flame-a-thon, but iTunes for Windows does apparently behave differently than iTunes for Mac. 
Luckily, in the Windows world, we have the no-cost and excellent Foobar2000 to play just about all 
formats, including FLAC and DSD (with added open-source plug-ins).

As for mastering in iTunes, I would be very careful about that and do bit-level comparisons with the 
master files and resulting CD. I suspect iTunes converts to some interim format and then burns the 
CD.

-- Tom Fine

----- Original Message ----- 
From: "John Haley" <[log in to unmask]>
To: <[log in to unmask]>
Sent: Sunday, May 17, 2015 5:19 PM
Subject: Re: [ARSCLIST] Is it time to rethink FLAC ?
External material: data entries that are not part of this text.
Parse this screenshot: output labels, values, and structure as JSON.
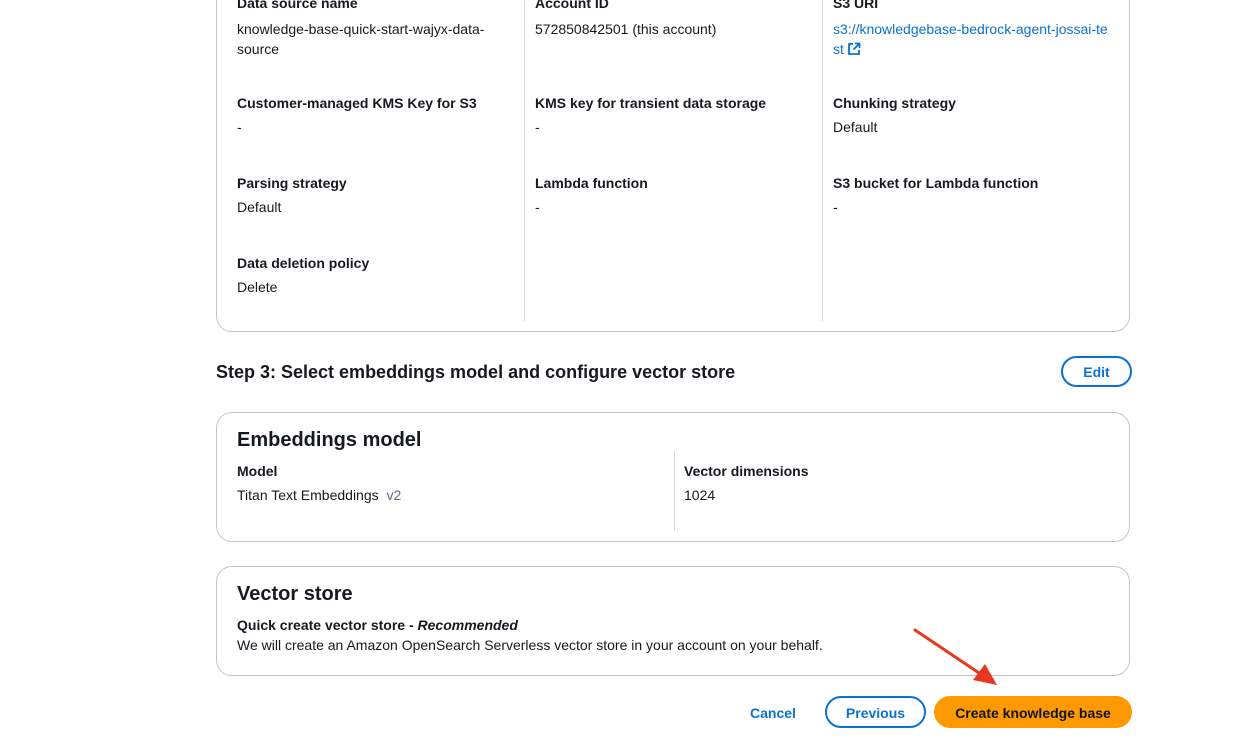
{
  "step2_card": {
    "fields": [
      {
        "label": "Data source name",
        "value": "knowledge-base-quick-start-wajyx-data-source"
      },
      {
        "label": "Account ID",
        "value": "572850842501 (this account)"
      },
      {
        "label": "S3 URI",
        "value": "s3://knowledgebase-bedrock-agent-jossai-test"
      },
      {
        "label": "Customer-managed KMS Key for S3",
        "value": "-"
      },
      {
        "label": "KMS key for transient data storage",
        "value": "-"
      },
      {
        "label": "Chunking strategy",
        "value": "Default"
      },
      {
        "label": "Parsing strategy",
        "value": "Default"
      },
      {
        "label": "Lambda function",
        "value": "-"
      },
      {
        "label": "S3 bucket for Lambda function",
        "value": "-"
      },
      {
        "label": "Data deletion policy",
        "value": "Delete"
      }
    ]
  },
  "step3": {
    "title": "Step 3: Select embeddings model and configure vector store",
    "edit_label": "Edit"
  },
  "embeddings_card": {
    "heading": "Embeddings model",
    "model_label": "Model",
    "model_value": "Titan Text Embeddings",
    "model_version": "v2",
    "dims_label": "Vector dimensions",
    "dims_value": "1024"
  },
  "vector_store_card": {
    "heading": "Vector store",
    "option_label": "Quick create vector store - ",
    "option_recommended": "Recommended",
    "description": "We will create an Amazon OpenSearch Serverless vector store in your account on your behalf."
  },
  "footer": {
    "cancel_label": "Cancel",
    "previous_label": "Previous",
    "create_label": "Create knowledge base"
  },
  "colors": {
    "primary_button": "#ff9900",
    "link": "#0972d3",
    "annotation_arrow": "#e8371e"
  }
}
>I can't imagine any audio professional who masters audio in iTunes.  I
> can't get a grip on that as a concept.
>
> Best,
> John Haley
>
>
>
> On Sun, May 17, 2015 at 5:07 PM, David Glasser <[log in to unmask]>
> wrote:
>
>> There is a utility program available that allows iTunes to play FLAC
>> files. I don't recall the name. An easy solution is to simply decode your
>> FLAC files and save them as wavs. That's kind of what FLAC was originally
>> designed for - a "zip" file for audio that took up less bandwidth for
>> transfers, but could be decoded to wav or aif.
>>
>> David Glasser
>> Airshow Mastering
>> Boulder, CO
>>
>> Sent from Weathership Tango Delta
>>
>> > On May 17, 2015, at 14:38, Michael Gillman <[log in to unmask]> wrote:
>> >
>> > ALAC is open source abd has been for several years.
>> > Apple doesn't support FLAC due to questions over some of the patants that
>> > might not be Open Source. With deep pockets they would be the perfect
>> > target of a suit. I would love to see Apple support FLAC, maybe after M$
>> > does they may make the move.
>> >
>> > Mike
>> >
>> >
>> >>>
>>
>
>